    Read more →
  • Arts and Culture Lead Guitarist of British Rock Band Queen Asks Adam Lambert to Sing in Hebrew During Upcoming Israel Concert

    Lead Guitarist of British Rock Band Queen Asks Adam Lambert to Sing in Hebrew During Upcoming Israel Concert

    The famed lead guitarist of British rock band Queen, Brian May, encouraged Jewish singer-songwriter Adam Lambert to perform in Hebrew during their upcoming joint concert in Israel, an entertainment industry advocacy organization reported on Tuesday. During a recent interview with Israeli television personality Assi Azar, May was played a 2005 video of Lambert singing the popular song Shir L’Shalom, (Song for Peace). May was so impressed by Lambert’s singing of the Hebrew track that he told the American singer, “We have to do that. Let’s […]

    Read more →
  • Sports Kenyan Marathoner to Compete for Israel in Rio Olympics

    Kenyan Marathoner to Compete for Israel in Rio Olympics

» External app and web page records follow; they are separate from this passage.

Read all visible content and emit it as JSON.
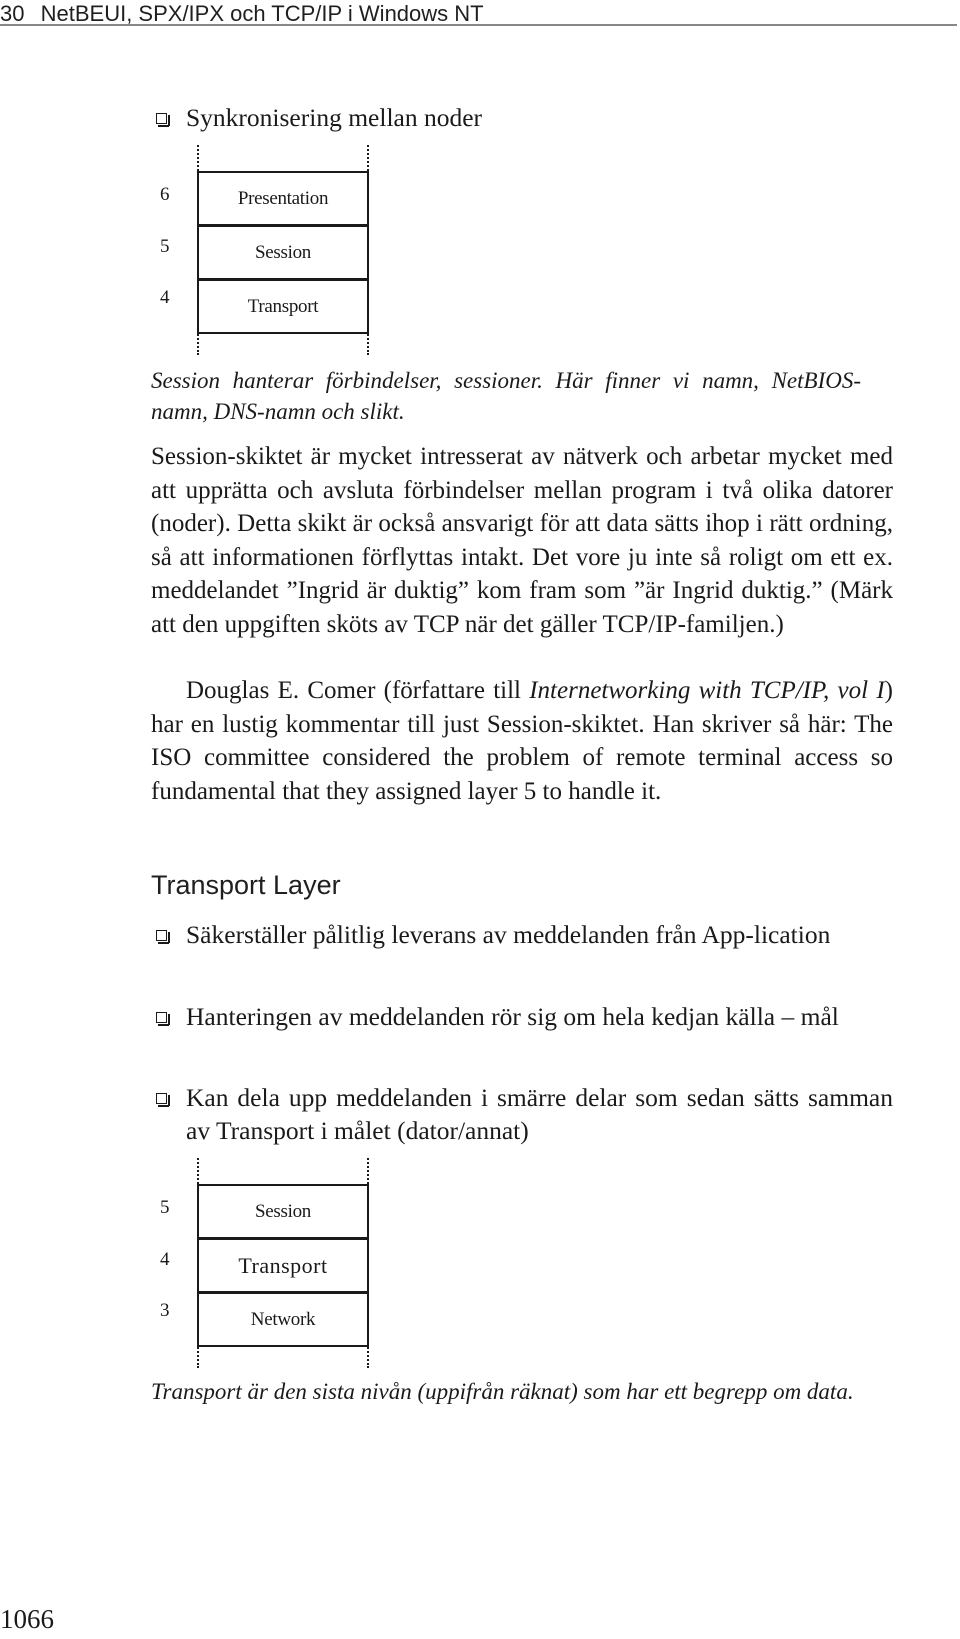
{
  "running_head": {
    "chapter_number": "30",
    "title": "NetBEUI, SPX/IPX och TCP/IP i Windows NT"
  },
  "session_section": {
    "bullet": "Synkronisering mellan noder",
    "diagram": {
      "layers": [
        {
          "number": "6",
          "name": "Presentation"
        },
        {
          "number": "5",
          "name": "Session"
        },
        {
          "number": "4",
          "name": "Transport"
        }
      ]
    },
    "caption": "Session hanterar förbindelser, sessioner. Här finner vi namn, NetBIOS-namn, DNS-namn och slikt.",
    "paragraph1": "Session-skiktet är mycket intresserat av nätverk och arbetar mycket med att upprätta och avsluta förbindelser mellan program i två olika datorer (noder). Detta skikt är också ansvarigt för att data sätts ihop i rätt ordning, så att informationen förflyttas intakt. Det vore ju inte så roligt om ett ex. meddelandet ”Ingrid är duktig” kom fram som ”är Ingrid duktig.” (Märk att den uppgiften sköts av TCP när det gäller TCP/IP-familjen.)",
    "paragraph2": {
      "before": "Douglas E. Comer (författare till ",
      "book_title": "Internetworking with TCP/IP, vol I",
      "after": ") har en lustig kommentar till just Session-skiktet. Han skriver så här: The ISO committee considered the problem of remote terminal access so fundamental that they assigned layer 5 to handle it."
    }
  },
  "transport_section": {
    "heading": "Transport Layer",
    "bullets": [
      "Säkerställer pålitlig leverans av meddelanden från App-lication",
      "Hanteringen av meddelanden rör sig om hela kedjan källa – mål",
      "Kan dela upp meddelanden i smärre delar som sedan sätts samman av Transport i målet (dator/annat)"
    ],
    "diagram": {
      "layers": [
        {
          "number": "5",
          "name": "Session"
        },
        {
          "number": "4",
          "name": "Transport"
        },
        {
          "number": "3",
          "name": "Network"
        }
      ]
    },
    "caption": "Transport är den sista nivån (uppifrån räknat) som har ett begrepp om data."
  },
  "folio": "1066"
}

    JNS.org – Kenyan-born marathoner Lonah Chemtai is expected to compete for Israel at the Olympics Games in Rio De Janeiro, Brazil next month after gaining a last minute approval. “I am very proud [to represent Israel] and I hope to achieve a new personal best time,” Chemtai told Reuters. Chemtai, who grew up a rural village in western Kenya, first came to Israel in 2009 to care of the children of her country’s ambassador to Israel. The 27-year-old runner recently gained […]

    Read more →
  • Arts and Culture Jewish Identity Will Laughs Lead to Love on Show About Orthodox Dating?

    Will Laughs Lead to Love on Show About Orthodox Dating?

    To date or not to date? That is not the question for most Modern Orthodox singles in New York. The question is when will they find their future spouses, and when will their families stop nagging them about having babies? Inspired by the success of the Israeli show “Srugim,” Leah Gottfried, 25, decided she would create and star in her own show, “Soon By You.” “Dating is so serious already,” Gottfried said. “We wanted to take a lighter approach and laugh at the […]

    Read more →